• STORED DATA:

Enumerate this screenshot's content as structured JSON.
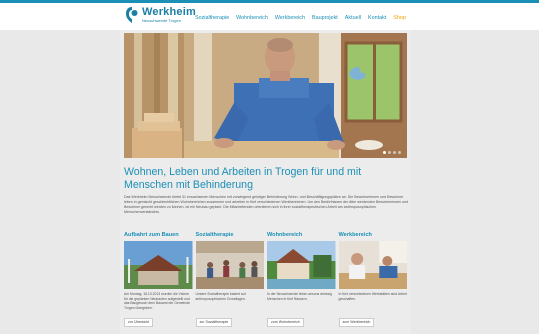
{
  "brand": {
    "name": "Werkheim",
    "tagline": "Neuschwende Trogen"
  },
  "nav": {
    "items": [
      "Sozialtherapie",
      "Wohnbereich",
      "Werkbereich",
      "Bauprojekt",
      "Aktuell",
      "Kontakt"
    ],
    "shop": "Shop"
  },
  "hero": {
    "slides": 4,
    "active_slide": 1
  },
  "headline": "Wohnen, Leben und Arbeiten in Trogen für und mit Menschen mit Behinderung",
  "intro": "Das Werkheim Neuschwende bietet 31 erwachsenen Menschen mit vorwiegend geistiger Behinderung Wohn- und Beschäftigungsplätze an. Die Bewohnerinnen und Bewohner leben in gemischt geschlechtlichen Wohnbereichen zusammen und arbeiten in fünf verschiedenen Werkbereichen. Um den Bedürfnissen der älter werdenden Bewohnerinnen und Bewohner gerecht werden zu können, ist ein Neubau geplant. Die Mitarbeitenden orientieren sich in ihrer sozialtherapeutischen Arbeit am anthroposophischen Menschenverständnis.",
  "columns": [
    {
      "title": "Aufbahrt zum Bauen",
      "text": "Am Montag, 18.10.2013 wurden die Visiere für die geplanten Neubauten aufgestellt und das Baugesuch dem Bauamt der Gemeinde Trogen übergeben.",
      "button": "zur Übersicht"
    },
    {
      "title": "Sozialtherapie",
      "text": "Unsere Sozialtherapie basiert auf anthroposophischen Grundlagen.",
      "button": "zur Sozialtherapie"
    },
    {
      "title": "Wohnbereich",
      "text": "In der Neuschwende leben ansons dreissig Menschen in fünf Häusern.",
      "button": "zum Wohnbereich"
    },
    {
      "title": "Werkbereich",
      "text": "In fünf verschiedenen Werkstätten sind Arbeit geschaffen.",
      "button": "zum Werkbereich"
    }
  ]
}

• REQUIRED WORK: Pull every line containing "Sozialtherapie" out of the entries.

• COMPLETED TASK:
      "Sozialtherapie",
      "title": "Sozialtherapie",
      "text": "Unsere Sozialtherapie basiert auf anthroposophischen Grundlagen.",
      "button": "zur Sozialtherapie"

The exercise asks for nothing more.